Photo by Jay Paul
Raymond H. Boone at the Richmond Free Press
Raymond H. Boone, founder, editor and publisher of the Richmond Free Press, died this morning after a nine-month battle with pancreatic cancer. He was 76.
Boone founded the Free Press, a weekly newspaper widely read in Richmond’s African-American community, in 1992. The paper has a readership of more than 135,000, according to Boone’s bio on the Free Press website. Under Boone’s leadership, the newspaper won several state and national honors for excellence in journalism, including eight awards from the National Newspaper Publishers Association in 2003.
Boone told Richmond magazine in 2007 that the paper’s name “represents our commitment to the First Amendment. Everything we do is based on constitutional principles.” Boone rejected the notion of objectivity in journalism, instead opting to openly criticize leaders, businesses and policies in the interest of the Free Press’ readers.
His son, Raymond Boone Jr., says his father was involved in the paper’s day-to-day operations until the day he died.
“My father was a crusader for justice,” Boone Jr. says. “He was the example of that in Richmond, Virginia.”
Terone Green, chairman of the Richmond Ambulance Authority and a longtime friend of the elder Boone, says fearlessness was what set Boone apart.
“Mr. Boone was a pioneer in the Richmond community and a strong voice and advocate in the black community … There’s going to be a huge void because Mr. Boone had the guts and courage to challenge anyone and everything about anything,” Green says.
Boone graduated from Boston University with a degree in journalism and received his master’s degree in political science from Howard University. A native of Suffolk, Boone first worked in journalism as a reporter at the Suffolk News-Herald in the late 1950s. He was an editor and vice president of the Baltimore-based Afro-American Newspaper Group and twice served as a Pulitzer Prize jurist, according to his Free Press bio.
Boone taught journalism at Howard University in Washington, D.C., for nine years before starting the Free Press. In 2000, he was inducted into the Virginia Communications Hall of Fame, one of many individual honors he won.
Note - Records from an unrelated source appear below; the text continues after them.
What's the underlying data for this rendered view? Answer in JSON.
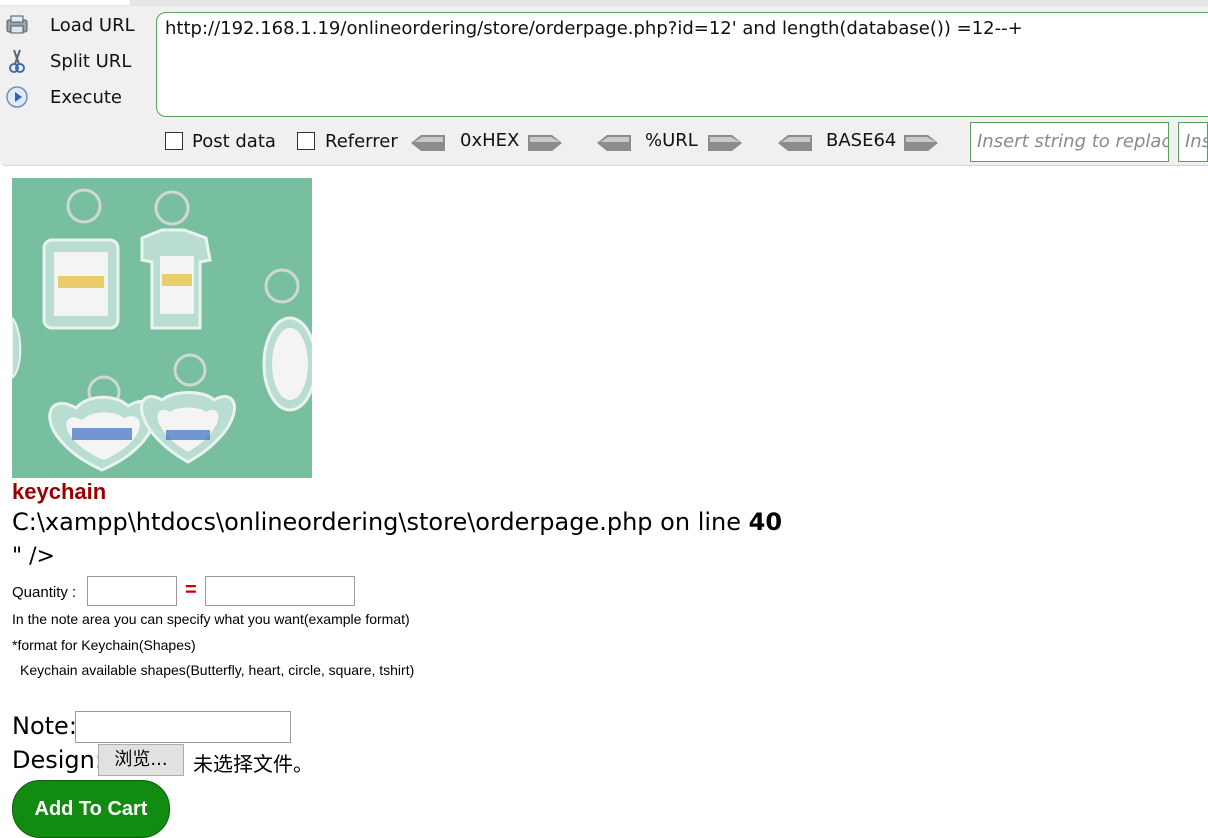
{
  "hackbar": {
    "actions": [
      {
        "label": "Load URL",
        "icon": "load-url-icon"
      },
      {
        "label": "Split URL",
        "icon": "scissors-icon"
      },
      {
        "label": "Execute",
        "icon": "play-icon"
      }
    ],
    "url": "http://192.168.1.19/onlineordering/store/orderpage.php?id=12' and length(database()) =12--+",
    "post_data_label": "Post data",
    "referrer_label": "Referrer",
    "encoders": [
      "0xHEX",
      "%URL",
      "BASE64"
    ],
    "replace_placeholder": "Insert string to replace",
    "replace_with_placeholder": "Ins"
  },
  "page": {
    "product_name": "keychain",
    "error_path": "C:\\xampp\\htdocs\\onlineordering\\store\\orderpage.php on line ",
    "error_line": "40",
    "quote_text": "\" />",
    "quantity_label": "Quantity :",
    "equals": "=",
    "note_lines": [
      "In the note area you can specify what you want(example format)",
      "*format for Keychain(Shapes)",
      "Keychain available shapes(Butterfly, heart, circle, square, tshirt)"
    ],
    "note_label": "Note:",
    "design_label": "Design:",
    "browse_label": "浏览...",
    "no_file_label": "未选择文件。",
    "add_to_cart_label": "Add To Cart"
  },
  "colors": {
    "product_name": "#9b0000",
    "add_to_cart_bg": "#118c11",
    "hackbar_border": "#5aa05a"
  }
}
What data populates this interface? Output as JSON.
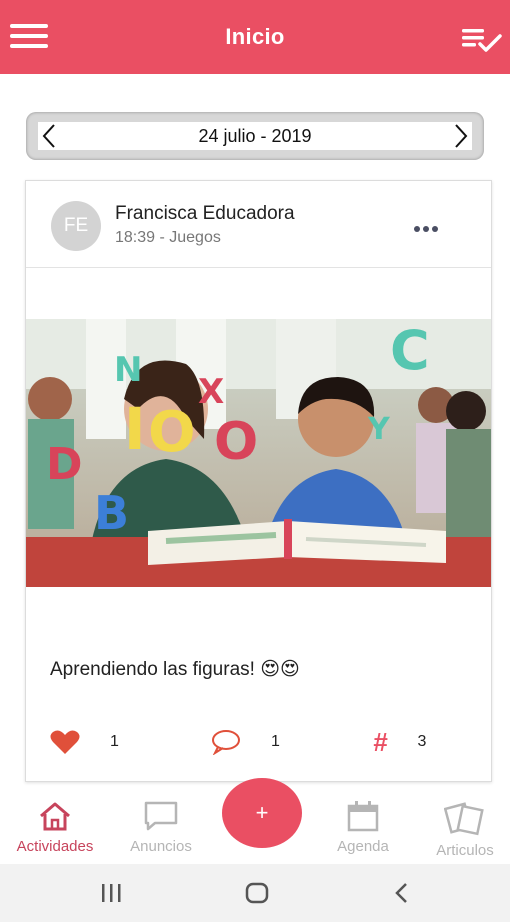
{
  "header": {
    "title": "Inicio",
    "menu_icon": "hamburger-menu-icon",
    "right_icon": "checklist-icon",
    "background": "#ea4f63"
  },
  "date_selector": {
    "date": "24 julio - 2019"
  },
  "post": {
    "avatar_initials": "FE",
    "author": "Francisca Educadora",
    "meta": "18:39 - Juegos",
    "caption": "Aprendiendo las figuras! 😍😍",
    "likes": "1",
    "comments": "1",
    "tags": "3",
    "tag_symbol": "#",
    "image": "photo of teacher and child reading a book with foam letters"
  },
  "bottom_nav": {
    "items": [
      {
        "label": "Actividades",
        "icon": "home-icon",
        "active": true
      },
      {
        "label": "Anuncios",
        "icon": "speech-bubble-icon",
        "active": false
      },
      {
        "label": "Agenda",
        "icon": "calendar-icon",
        "active": false
      },
      {
        "label": "Articulos",
        "icon": "documents-icon",
        "active": false
      }
    ],
    "fab_label": "+"
  },
  "colors": {
    "accent": "#ea4f63",
    "active_nav": "#c7445c",
    "inactive_nav": "#b5b5b5"
  }
}
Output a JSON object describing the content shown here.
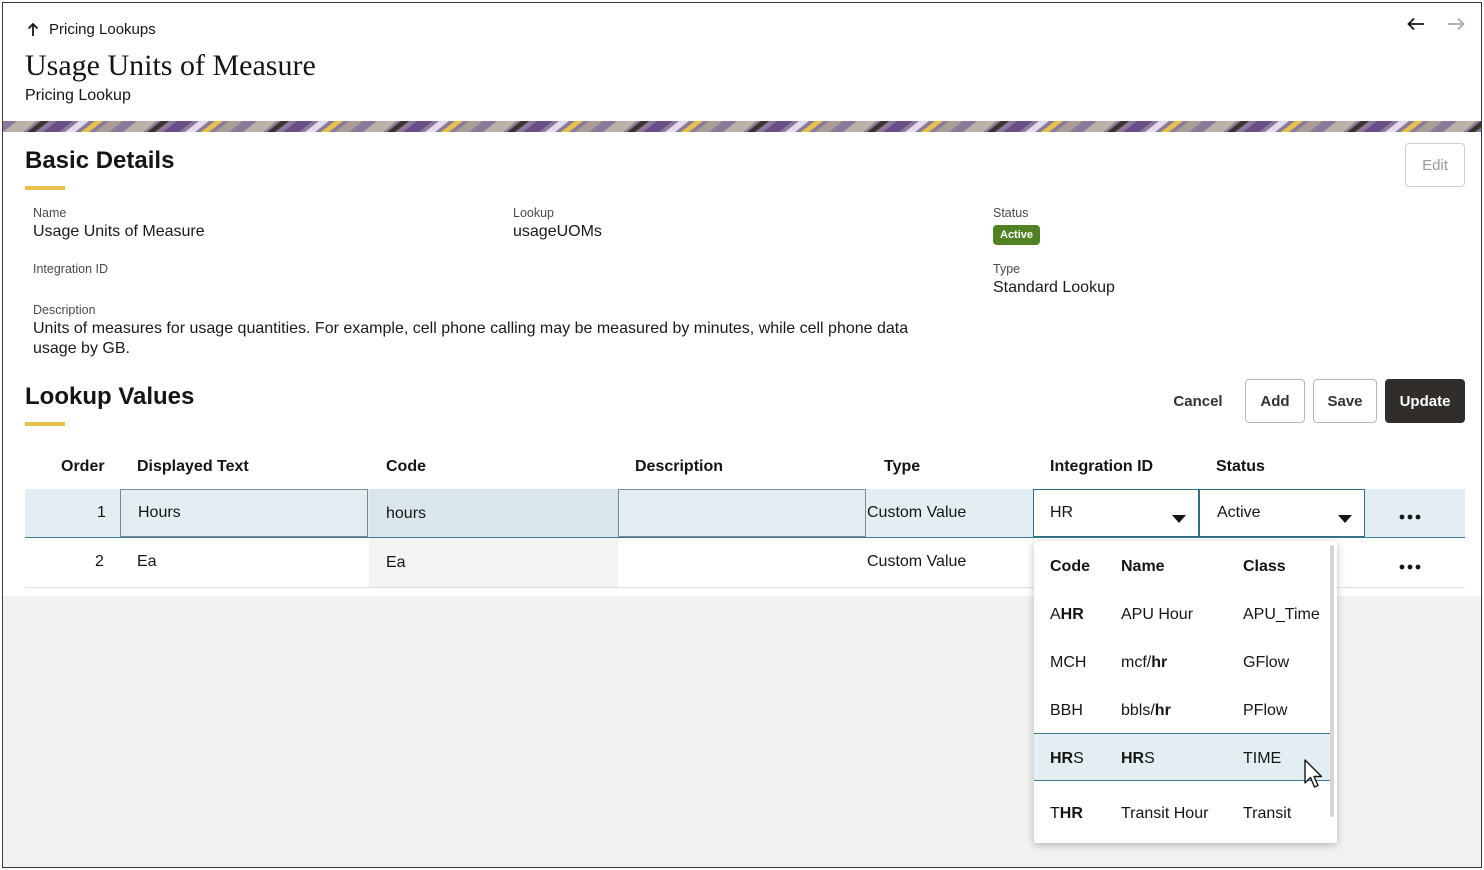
{
  "header": {
    "breadcrumb": "Pricing Lookups",
    "title": "Usage Units of Measure",
    "subtitle": "Pricing Lookup"
  },
  "basic_details": {
    "title": "Basic Details",
    "edit_label": "Edit",
    "name_label": "Name",
    "name_value": "Usage Units of Measure",
    "lookup_label": "Lookup",
    "lookup_value": "usageUOMs",
    "status_label": "Status",
    "status_value": "Active",
    "integration_label": "Integration ID",
    "type_label": "Type",
    "type_value": "Standard Lookup",
    "description_label": "Description",
    "description_line1": "Units of measures for usage quantities. For example, cell phone calling may be measured by minutes, while cell phone data",
    "description_line2": "usage by GB."
  },
  "lookup_values": {
    "title": "Lookup Values",
    "cancel_label": "Cancel",
    "add_label": "Add",
    "save_label": "Save",
    "update_label": "Update",
    "columns": [
      "Order",
      "Displayed Text",
      "Code",
      "Description",
      "Type",
      "Integration ID",
      "Status"
    ],
    "rows": [
      {
        "order": "1",
        "displayed_text": "Hours",
        "code": "hours",
        "description": "",
        "type": "Custom Value",
        "integration_id": "HR",
        "status": "Active"
      },
      {
        "order": "2",
        "displayed_text": "Ea",
        "code": "Ea",
        "description": "",
        "type": "Custom Value",
        "integration_id": "",
        "status": ""
      }
    ]
  },
  "dropdown": {
    "columns": [
      "Code",
      "Name",
      "Class"
    ],
    "options": [
      {
        "code": {
          "pre": "A",
          "bold": "HR",
          "post": ""
        },
        "name": {
          "pre": "APU Hour",
          "bold": "",
          "post": ""
        },
        "class": "APU_Time"
      },
      {
        "code": {
          "pre": "MCH",
          "bold": "",
          "post": ""
        },
        "name": {
          "pre": "mcf/",
          "bold": "hr",
          "post": ""
        },
        "class": "GFlow"
      },
      {
        "code": {
          "pre": "BBH",
          "bold": "",
          "post": ""
        },
        "name": {
          "pre": "bbls/",
          "bold": "hr",
          "post": ""
        },
        "class": "PFlow"
      },
      {
        "code": {
          "pre": "",
          "bold": "HR",
          "post": "S"
        },
        "name": {
          "pre": "",
          "bold": "HR",
          "post": "S"
        },
        "class": "TIME"
      },
      {
        "code": {
          "pre": "T",
          "bold": "HR",
          "post": ""
        },
        "name": {
          "pre": "Transit Hour",
          "bold": "",
          "post": ""
        },
        "class": "Transit"
      }
    ],
    "hovered_index": 3
  },
  "colors": {
    "accent": "#e8c24a",
    "status_active": "#508223",
    "selected_row": "#e3eef3",
    "primary_button": "#312d2a"
  }
}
In a statement, Richmond Mayor Dwight Jones commended Boone for offering readers “a window into the world of black Richmond.”
“The passing of Ray Boone really marks the end of a personality who was an integral part of our city,” Jones says in the statement. “His stalwart support for the black community, for economic justice and fairness, paved the way for change in so many ways … When I think of Ray, the word that comes to mind for me is ‘crusader.’ It’s clear to me that Ray Boone was a giant of a personality that won’t soon be forgotten. My thoughts and prayers are with his family and loved ones during this time of loss.”
Boone, who was Jones’ neighbor, invited Occupy Richmond protesters to camp in his yard in 2012 after the mayor did not respond to a letter listing their demands.
“By letting the Occupy protesters camp on his lawn, he was obviously for broadening the dialogue in our community,” says Mo Karn, a community activist and member of the Wingnut Collective. “He was pretty obviously putting his power behind the people, which is admirable.”
Gov. Terry McAuliffe called Boone “a true Virginia legend” in a statement issued Tuesday afternoon.
“Raymond Boone was a singular figure in the history of journalism and politics in Virginia,” McAuliffe stated. “His was a life devoted to justice, equality and a well-informed public discourse, and I know that commitment will live on thanks to his leadership at the Richmond Free Press.”
Boone's son says the newspaper will not waiver from the path his father led it on.
“As an employee of the Free Press, it’s a solid organization,” Boone Jr. says. “We will follow the mission my father created — giving a voice to the voiceless.”
In addition to his son, Boone is survived by his wife Jean, and daughter, Regina.